- _What is being asked_
The answer must consist solely of the line that contains "What's the underlying" and all subsequent lines of the data, each reproduced exactly.

Data section Start Marker

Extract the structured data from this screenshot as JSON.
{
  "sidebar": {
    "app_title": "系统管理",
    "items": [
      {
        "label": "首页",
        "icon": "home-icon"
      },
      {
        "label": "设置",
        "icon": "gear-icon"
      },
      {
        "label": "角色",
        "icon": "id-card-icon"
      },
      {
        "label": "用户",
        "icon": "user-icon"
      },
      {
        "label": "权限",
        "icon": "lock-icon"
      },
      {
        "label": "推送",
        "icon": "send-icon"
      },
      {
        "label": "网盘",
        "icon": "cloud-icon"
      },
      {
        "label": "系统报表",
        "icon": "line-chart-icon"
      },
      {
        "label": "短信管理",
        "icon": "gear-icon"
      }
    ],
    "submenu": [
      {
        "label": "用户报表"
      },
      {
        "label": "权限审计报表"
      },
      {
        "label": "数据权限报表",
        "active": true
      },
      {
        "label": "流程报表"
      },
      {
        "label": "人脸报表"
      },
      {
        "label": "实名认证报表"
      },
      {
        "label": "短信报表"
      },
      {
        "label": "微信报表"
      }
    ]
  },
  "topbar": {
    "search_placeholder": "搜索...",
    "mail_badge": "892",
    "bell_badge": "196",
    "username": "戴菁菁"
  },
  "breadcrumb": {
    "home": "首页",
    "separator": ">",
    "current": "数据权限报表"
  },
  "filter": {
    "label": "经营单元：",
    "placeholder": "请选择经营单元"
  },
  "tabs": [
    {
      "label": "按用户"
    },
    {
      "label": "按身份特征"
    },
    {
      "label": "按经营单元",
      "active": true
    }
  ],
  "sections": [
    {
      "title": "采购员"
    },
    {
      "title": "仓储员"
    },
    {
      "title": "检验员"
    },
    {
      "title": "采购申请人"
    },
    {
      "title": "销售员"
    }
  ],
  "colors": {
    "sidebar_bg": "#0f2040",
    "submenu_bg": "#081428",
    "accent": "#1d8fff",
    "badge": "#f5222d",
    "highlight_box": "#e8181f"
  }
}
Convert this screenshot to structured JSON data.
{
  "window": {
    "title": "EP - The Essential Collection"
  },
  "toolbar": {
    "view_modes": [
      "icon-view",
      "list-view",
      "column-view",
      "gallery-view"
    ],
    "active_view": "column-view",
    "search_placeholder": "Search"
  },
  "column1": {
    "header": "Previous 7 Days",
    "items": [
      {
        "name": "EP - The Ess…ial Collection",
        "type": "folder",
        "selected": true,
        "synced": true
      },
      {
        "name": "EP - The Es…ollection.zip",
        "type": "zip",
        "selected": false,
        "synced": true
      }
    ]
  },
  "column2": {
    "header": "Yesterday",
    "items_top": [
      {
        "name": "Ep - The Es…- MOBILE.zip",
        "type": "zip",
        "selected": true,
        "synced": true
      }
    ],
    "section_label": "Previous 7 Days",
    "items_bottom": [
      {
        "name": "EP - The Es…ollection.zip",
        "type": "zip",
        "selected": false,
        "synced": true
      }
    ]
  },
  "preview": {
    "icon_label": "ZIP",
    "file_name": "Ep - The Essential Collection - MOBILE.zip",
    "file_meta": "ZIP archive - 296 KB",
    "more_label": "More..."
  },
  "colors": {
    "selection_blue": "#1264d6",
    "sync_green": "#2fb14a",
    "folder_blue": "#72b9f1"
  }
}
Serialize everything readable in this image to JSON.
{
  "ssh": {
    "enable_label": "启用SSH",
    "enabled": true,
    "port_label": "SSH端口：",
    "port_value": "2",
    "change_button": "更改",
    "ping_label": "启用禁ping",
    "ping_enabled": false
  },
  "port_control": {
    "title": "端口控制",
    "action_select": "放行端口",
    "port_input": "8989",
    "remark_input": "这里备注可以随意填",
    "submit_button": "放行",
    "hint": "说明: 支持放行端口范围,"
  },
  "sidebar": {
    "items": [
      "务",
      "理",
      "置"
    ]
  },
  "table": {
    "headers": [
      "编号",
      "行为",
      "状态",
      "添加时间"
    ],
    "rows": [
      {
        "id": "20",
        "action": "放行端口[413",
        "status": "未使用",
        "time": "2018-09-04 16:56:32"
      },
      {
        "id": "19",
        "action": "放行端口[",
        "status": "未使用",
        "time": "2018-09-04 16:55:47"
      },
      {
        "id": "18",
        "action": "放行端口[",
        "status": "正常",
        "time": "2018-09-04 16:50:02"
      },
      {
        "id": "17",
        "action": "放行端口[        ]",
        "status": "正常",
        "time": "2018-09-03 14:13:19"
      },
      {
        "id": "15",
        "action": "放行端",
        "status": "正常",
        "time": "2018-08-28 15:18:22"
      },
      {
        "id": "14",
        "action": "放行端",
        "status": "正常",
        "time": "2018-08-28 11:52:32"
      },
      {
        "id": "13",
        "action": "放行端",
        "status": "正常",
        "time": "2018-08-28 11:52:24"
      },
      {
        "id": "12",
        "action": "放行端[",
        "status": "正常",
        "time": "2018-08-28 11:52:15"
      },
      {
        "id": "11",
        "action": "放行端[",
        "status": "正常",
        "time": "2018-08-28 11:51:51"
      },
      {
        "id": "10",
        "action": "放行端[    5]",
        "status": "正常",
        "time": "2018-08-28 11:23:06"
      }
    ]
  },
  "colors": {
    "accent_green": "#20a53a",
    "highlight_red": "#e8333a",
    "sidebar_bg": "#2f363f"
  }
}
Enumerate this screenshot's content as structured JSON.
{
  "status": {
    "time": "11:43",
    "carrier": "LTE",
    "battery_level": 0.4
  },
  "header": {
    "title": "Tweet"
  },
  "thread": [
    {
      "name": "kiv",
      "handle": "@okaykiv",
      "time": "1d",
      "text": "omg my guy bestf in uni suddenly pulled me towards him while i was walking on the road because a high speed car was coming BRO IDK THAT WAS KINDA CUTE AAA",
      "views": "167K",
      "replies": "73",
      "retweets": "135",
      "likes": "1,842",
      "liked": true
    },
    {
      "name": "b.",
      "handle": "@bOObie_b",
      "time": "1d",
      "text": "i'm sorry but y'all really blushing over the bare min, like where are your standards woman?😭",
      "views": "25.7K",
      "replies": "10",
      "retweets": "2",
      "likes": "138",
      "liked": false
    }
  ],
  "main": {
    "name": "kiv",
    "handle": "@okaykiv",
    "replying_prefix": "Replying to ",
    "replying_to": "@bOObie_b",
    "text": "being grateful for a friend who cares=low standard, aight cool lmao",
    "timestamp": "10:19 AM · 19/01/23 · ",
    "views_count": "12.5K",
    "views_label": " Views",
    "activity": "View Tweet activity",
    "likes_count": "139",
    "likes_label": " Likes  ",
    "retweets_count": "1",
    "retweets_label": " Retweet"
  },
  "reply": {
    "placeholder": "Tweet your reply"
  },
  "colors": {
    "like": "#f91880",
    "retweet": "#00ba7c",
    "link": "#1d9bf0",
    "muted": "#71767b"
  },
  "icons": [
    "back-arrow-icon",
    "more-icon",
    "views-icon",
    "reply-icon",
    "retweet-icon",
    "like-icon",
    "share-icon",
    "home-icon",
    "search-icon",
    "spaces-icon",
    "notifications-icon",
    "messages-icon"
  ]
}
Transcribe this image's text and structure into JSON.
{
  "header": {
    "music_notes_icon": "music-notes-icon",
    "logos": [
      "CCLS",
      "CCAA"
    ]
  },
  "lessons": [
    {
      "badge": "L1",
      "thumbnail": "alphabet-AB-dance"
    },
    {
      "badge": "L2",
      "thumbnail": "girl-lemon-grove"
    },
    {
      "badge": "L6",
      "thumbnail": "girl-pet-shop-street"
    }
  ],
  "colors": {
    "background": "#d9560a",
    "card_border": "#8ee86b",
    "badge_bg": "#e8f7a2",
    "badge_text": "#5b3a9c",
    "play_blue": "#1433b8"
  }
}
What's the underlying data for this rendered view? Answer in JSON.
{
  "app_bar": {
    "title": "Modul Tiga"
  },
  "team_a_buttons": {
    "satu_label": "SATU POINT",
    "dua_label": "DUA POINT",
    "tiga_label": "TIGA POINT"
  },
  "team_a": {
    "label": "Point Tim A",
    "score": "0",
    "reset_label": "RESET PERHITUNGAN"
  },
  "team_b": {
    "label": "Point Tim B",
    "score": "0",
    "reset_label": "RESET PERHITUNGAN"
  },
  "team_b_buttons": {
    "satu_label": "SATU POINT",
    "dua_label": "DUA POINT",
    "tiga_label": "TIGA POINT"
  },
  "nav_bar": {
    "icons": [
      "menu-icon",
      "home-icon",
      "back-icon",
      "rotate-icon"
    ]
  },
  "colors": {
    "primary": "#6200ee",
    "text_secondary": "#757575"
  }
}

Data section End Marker

- _Result for this exercise_
What's the underlying data for this rendered view? Answer in JSON.
{
  "app_bar": {
    "title": "Modul Tiga"
  },
  "team_a_buttons": {
    "satu_label": "SATU POINT",
    "dua_label": "DUA POINT",
    "tiga_label": "TIGA POINT"
  },
  "team_a": {
    "label": "Point Tim A",
    "score": "0",
    "reset_label": "RESET PERHITUNGAN"
  },
  "team_b": {
    "label": "Point Tim B",
    "score": "0",
    "reset_label": "RESET PERHITUNGAN"
  },
  "team_b_buttons": {
    "satu_label": "SATU POINT",
    "dua_label": "DUA POINT",
    "tiga_label": "TIGA POINT"
  },
  "nav_bar": {
    "icons": [
      "menu-icon",
      "home-icon",
      "back-icon",
      "rotate-icon"
    ]
  },
  "colors": {
    "primary": "#6200ee",
    "text_secondary": "#757575"
  }
}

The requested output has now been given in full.